On Monday, just after the conclusion of a wedding ceremony, a group of armed men burst into a Juarez church and ordered everyone down on the floor. Moving quickly, they collected the groom, his brother and their uncle and led them out. When another man tried to intervene, they shot him dead. The three relatives were then thrown into a truck and disappeared. On Wednesday, state police found their bodies in the bed of an abandoned pickup in the eastern sector of the city. They had been tortured for many hours before they were killed. It was a particularly horrifying example of the fact that violence in Juarez can strike anytime, anywhere.
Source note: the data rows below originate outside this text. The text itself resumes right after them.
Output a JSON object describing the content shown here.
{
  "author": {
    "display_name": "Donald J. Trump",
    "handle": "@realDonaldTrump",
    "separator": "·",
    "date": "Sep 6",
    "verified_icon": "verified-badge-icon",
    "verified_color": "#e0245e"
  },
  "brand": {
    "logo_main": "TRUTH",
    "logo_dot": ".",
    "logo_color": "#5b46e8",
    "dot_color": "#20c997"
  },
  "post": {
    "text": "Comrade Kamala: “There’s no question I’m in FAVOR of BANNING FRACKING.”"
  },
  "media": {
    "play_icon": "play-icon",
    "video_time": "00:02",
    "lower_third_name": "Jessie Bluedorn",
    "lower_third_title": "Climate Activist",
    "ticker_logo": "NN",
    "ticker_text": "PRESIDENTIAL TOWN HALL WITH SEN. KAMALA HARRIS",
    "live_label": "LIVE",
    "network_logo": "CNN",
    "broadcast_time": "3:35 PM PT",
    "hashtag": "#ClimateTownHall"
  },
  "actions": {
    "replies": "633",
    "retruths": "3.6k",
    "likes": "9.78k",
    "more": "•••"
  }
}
The men turned out to be US citizens from New Mexico. The signs of torture and the fact that they were selectively targeted leads to the conclusion that they were involved in the drug trade, and that this was some kind of settling of scores. But without discounting the motive, the event illustrates just how little regard the perpetrators of this violence have for the citizens of Mexico, despite the odd status of smugglers as cult and folk heroes. An attack on a church, during a wedding, in a fervently Catholic country is a serious event. Whether the symbolism of the violation in this particular case was intentional or not, it transmits a clear message that, for the cartels, nothing in Juarez is sacred.
A lot of the violence in the city has been characterized by this kind of symbolism. Bodies have been dumped on many occasions in lots and playgrounds near schools, with children gathering around the crime scene to watch as police bag and remove the dead. Drug rehab clinics have been the scenes of mass murders. People are shot down in broad daylight during the normal hubub of everyday life, on main streets and in restaurants. Considering this, it's clear that what's happening isn't just a war between rival cartels, but a campaign of terror against the local population. The murdered groom's father conveyed perfectly the effect of this kind of violence to the El Paso Times: "I'm confused, frustrated and in despair. My wife, she is devastated." There really aren't any better emotions you could hope to inspire in a population you're trying to control.
This trend is best illustrated these days in the Valley of Juarez, the stretch of towns scattered along the Rio Grande southeast of the city for about 50 miles. The valley has long been as important as the city itself for drug traffickers. During the dry season the river drops to barely a trickle and crossing by foot is a breeze. With I-10 running right alongside it through Texas towns like San Elizario, Fabens and Fort Hancock, it's tactically perfect for smuggling. The towns on the Mexican side, like Guadalupe and Porvenir, are poor agricultural communities that mainly grow cotton. However, they've also grown accustomed to smuggling over the years, as the Juarez cartel used the area as a staging point for trafficking operations for decades.
With the voracious Sinaloa cartel now fighting for the territory, the Valley of Juarez has become an arena for a campaign of terror bent on forcing out the locals who have been used to Juarez cartel rule for so many years. Homes have been burned down, a state investigator murdered, and people have been kidnapped and not turned up again with no calls demanding ransom.
A week before Easter, typewritten messages spread around Porvenir that anyone who hadn't left the area by Easter Sunday would be killed. Citizens packed up and left in droves. While no such large scale attack ever came, the assault on the social climate of the community was enough. Residents were threatened with death on the most holy day of the Catholic calendar. Like this week's wedding murders, the sanctuary of religion was directly challenged when the main church in town was burned to the ground on Good Friday.
The campaign is working. US authorities have seen a huge jump in the number of asylum requests from citizens of the valley. Porvenir, once home to 3000 residents, has now been reduced to just a few hundred.
A writer at Mexican daily El Diario called the actions of the Sinaloans nothing more than a 'scorched earth' policy, and it is an assertion that is hard to argue with. With so many forces fighting for control of Juarez-the cartels, the army and now the Federal Police-the city really doesn't belong to its citizens anymore. What they once considered home they are now finding out belongs to someone else, expressed quite literally in the fight for the control of "turf."
In the US we talk a lot about "not letting the terrorists win" by giving in to fear. It's very hard to look at Juarez, just over the river, and see terror not only succeeding, but ruling. In a city where US business interests play such a prominent role, it's harder still to talk about defending democracy when the mayor of Juarez, Jose Reyes Ferriz, keeps his family in El Paso due to constant death threats and the country's prominent political parties can't find anyone willing to run in July's mayoral elections except the man who was mayor previous to Reyes Ferriz. It would be tough to find a more fitting example of the fact that the outcome of this war won't be any step in a new direction for Juarez. It's a reminder that history seems doomed to repeat itself in this city that has become an allegorical ground zero for the violent, protracted stalemate of Mexico and America's war on drugs.
John Murray is a lover of obscurity. He lives and writes in Arizona.